“The enthusiasm is better when there's a certain twinkle in their eyes,” said Hromyak, who officiated at nearly 750 marriages since 1999.
Judges recalled stories about couples they have married throughout the years. There was the man who walked out on his bride-to-be but returned a few minutes before taking the plunge. There was a prospective groom left stranded in the waiting room, and a woman who called Hromyak two days after her wedding to ask about annulments.
At a ceremony this month, Hanley asked the couple if they planned to go out afterward. The couple looked at each other and smiled.
“No,” the bride said. “We're just going back to work.”
Adam Brandolph is a Trib Total Media staff writer. Reach him at 412-391-0927 or email@example.com.
Show commenting policy
TribLive commenting policy
You are solely responsible for your comments and by using TribLive.com you agree to our Terms of Service.
We moderate comments. Our goal is to provide substantive commentary for a general readership. By screening submissions, we provide a space where readers can share intelligent and informed commentary that enhances the quality of our news and information.
While most comments will be posted if they are on-topic and not abusive, moderating decisions are subjective. We will make them as carefully and consistently as we can. Because of the volume of reader comments, we cannot review individual moderation decisions with readers.
We value thoughtful comments representing a range of views that make their point quickly and politely. We make an effort to protect discussions from repeated comments either by the same reader or different readers.

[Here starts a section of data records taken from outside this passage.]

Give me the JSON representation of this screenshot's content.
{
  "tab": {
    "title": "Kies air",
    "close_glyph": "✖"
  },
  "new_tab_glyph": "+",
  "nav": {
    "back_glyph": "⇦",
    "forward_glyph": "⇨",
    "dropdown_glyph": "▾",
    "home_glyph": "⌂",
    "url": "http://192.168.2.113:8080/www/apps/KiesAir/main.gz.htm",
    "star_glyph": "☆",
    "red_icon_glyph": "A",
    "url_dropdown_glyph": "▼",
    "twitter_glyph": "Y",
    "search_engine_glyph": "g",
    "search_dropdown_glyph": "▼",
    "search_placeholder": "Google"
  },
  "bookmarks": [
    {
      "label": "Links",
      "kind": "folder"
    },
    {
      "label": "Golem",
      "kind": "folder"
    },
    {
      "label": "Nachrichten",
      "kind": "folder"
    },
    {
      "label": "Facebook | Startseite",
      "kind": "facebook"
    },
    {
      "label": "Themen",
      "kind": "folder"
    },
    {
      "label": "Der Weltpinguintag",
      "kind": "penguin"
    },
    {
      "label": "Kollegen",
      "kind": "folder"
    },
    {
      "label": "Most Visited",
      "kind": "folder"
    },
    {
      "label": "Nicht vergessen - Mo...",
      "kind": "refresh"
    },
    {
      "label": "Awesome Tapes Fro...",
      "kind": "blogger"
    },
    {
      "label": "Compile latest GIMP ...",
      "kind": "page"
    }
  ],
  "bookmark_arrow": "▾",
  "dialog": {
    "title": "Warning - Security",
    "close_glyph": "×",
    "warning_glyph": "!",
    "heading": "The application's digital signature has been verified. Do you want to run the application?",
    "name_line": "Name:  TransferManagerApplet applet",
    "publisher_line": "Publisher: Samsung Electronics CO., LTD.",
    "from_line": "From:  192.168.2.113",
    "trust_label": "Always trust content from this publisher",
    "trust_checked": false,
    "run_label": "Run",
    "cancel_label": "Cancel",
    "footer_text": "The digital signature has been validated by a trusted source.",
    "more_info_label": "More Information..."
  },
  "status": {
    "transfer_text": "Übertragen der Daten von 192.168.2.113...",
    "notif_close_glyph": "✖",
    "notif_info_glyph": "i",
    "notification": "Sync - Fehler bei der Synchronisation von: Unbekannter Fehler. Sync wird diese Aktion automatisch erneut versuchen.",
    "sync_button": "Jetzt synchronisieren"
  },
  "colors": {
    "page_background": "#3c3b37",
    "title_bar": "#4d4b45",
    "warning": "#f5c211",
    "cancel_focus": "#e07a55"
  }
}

We follow the same standards for taste as the daily newspaper. A few things we won't tolerate: personal attacks, obscenity, vulgarity, profanity (including expletives and letters followed by dashes), commercial promotion, impersonations, incoherence, proselytizing and SHOUTING. Don't include URLs to Web sites.
We do not edit comments. They are either approved or deleted. We reserve the right to edit a comment that is quoted or excerpted in an article. In this case, we may fix spelling and punctuation.
We welcome strong opinions and criticism of our work, but we don't want comments to become bogged down with discussions of our policies and we will moderate accordingly.
We appreciate it when readers and people quoted in articles or blog posts point out errors of fact or emphasis and will investigate all assertions. But these suggestions should be sent via e-mail. To avoid distracting other readers, we won't publish comments that suggest a correction. Instead, corrections will be made in a blog post or in an article.
- Pa. gaming industry’s growth amplifies siren call for addicts
- Little Free Libraries catching on in Pittsburgh region
- Newsmaker: John F. Alcorn
- Woman operating scooter struck by freight train dies in Coraopolis
- Lowly job likely awaits former Pittsburgh police chief after prison
- Motorist arrested for killing Colorado police cadet, injuring training officer
- Mixed-income apartments in flourishing East Liberty applauded
- Feds want to seize cash, property from suspects in drug bust
- Analyst says Pa. senate race leans toward Toomey — because Democrats ‘loathe’ Sestak
- Expert: Penn Hills loan could worsen stability
- Last-minute tweaks under way for Pittsburgh bike share